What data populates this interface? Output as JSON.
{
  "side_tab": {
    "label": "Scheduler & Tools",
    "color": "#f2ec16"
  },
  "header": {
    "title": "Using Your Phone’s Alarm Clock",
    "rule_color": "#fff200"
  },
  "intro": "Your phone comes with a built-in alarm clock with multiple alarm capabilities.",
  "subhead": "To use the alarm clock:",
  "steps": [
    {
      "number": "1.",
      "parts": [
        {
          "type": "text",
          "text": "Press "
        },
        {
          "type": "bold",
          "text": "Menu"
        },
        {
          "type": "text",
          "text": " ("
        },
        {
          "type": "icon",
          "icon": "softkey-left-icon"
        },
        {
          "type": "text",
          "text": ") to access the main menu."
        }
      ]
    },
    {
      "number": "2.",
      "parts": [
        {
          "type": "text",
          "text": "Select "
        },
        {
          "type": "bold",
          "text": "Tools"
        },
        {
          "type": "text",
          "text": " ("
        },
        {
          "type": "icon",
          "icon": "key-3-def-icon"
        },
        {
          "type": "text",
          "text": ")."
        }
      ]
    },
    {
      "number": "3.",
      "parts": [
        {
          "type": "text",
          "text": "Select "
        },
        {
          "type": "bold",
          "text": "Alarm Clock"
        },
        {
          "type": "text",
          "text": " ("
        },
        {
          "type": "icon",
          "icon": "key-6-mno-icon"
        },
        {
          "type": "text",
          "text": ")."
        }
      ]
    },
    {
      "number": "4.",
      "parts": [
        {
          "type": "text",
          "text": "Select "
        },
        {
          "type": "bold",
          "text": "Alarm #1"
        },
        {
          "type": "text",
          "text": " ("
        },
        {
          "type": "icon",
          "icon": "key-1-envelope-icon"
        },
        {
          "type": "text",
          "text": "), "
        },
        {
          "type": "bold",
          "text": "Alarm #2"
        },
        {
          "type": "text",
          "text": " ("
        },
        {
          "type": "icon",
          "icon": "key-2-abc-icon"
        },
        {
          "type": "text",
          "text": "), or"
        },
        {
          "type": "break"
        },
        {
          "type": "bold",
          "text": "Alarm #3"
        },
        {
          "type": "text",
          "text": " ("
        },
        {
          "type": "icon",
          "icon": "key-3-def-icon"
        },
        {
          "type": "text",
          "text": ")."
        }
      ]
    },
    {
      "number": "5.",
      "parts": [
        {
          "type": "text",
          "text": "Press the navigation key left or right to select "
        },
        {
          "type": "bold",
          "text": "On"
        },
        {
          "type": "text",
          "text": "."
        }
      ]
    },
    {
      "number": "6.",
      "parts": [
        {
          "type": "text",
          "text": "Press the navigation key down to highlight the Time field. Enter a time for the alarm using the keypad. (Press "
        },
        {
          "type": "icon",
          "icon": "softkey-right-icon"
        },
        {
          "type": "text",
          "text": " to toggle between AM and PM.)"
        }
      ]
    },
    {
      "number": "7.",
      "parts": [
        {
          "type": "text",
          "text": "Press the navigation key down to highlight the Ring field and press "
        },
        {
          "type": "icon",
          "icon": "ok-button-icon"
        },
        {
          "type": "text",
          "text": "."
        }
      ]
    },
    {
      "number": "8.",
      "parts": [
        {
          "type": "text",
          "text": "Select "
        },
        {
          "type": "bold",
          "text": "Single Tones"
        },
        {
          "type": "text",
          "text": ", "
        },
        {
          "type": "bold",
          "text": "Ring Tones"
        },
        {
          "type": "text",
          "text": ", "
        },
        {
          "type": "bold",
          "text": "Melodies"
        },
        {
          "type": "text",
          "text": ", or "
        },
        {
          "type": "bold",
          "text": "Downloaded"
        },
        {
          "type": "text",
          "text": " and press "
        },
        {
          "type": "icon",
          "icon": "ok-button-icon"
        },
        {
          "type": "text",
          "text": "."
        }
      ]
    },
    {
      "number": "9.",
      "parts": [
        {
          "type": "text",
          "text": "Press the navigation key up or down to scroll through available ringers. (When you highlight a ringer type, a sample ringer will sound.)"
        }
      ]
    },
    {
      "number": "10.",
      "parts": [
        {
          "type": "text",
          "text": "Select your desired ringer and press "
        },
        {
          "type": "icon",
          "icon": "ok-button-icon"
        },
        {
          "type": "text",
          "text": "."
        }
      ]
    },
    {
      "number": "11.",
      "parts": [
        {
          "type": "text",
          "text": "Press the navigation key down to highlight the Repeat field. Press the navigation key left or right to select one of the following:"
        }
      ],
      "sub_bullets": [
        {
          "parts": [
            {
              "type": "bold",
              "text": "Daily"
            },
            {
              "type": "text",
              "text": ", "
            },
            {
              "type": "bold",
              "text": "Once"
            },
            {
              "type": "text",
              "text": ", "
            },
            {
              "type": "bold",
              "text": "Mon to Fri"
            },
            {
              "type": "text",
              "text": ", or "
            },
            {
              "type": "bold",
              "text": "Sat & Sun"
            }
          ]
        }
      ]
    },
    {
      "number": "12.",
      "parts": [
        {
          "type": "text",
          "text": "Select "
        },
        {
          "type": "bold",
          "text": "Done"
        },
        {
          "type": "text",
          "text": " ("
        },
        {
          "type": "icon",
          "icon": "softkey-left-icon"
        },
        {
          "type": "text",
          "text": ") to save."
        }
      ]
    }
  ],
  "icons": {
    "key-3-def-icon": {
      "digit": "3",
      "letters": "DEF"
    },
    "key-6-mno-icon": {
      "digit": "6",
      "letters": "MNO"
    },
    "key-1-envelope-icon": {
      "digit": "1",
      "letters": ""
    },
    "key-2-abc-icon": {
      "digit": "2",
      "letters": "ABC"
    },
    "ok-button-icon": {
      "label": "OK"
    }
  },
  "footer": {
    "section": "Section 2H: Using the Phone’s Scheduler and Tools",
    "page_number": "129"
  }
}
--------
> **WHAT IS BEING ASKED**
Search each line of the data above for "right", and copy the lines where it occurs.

> **EXERCISE RESULT**
          "text": "Press the navigation key left or right to select "
          "icon": "softkey-right-icon"
          "text": "Press the navigation key down to highlight the Repeat field. Press the navigation key left or right to select one of the following:"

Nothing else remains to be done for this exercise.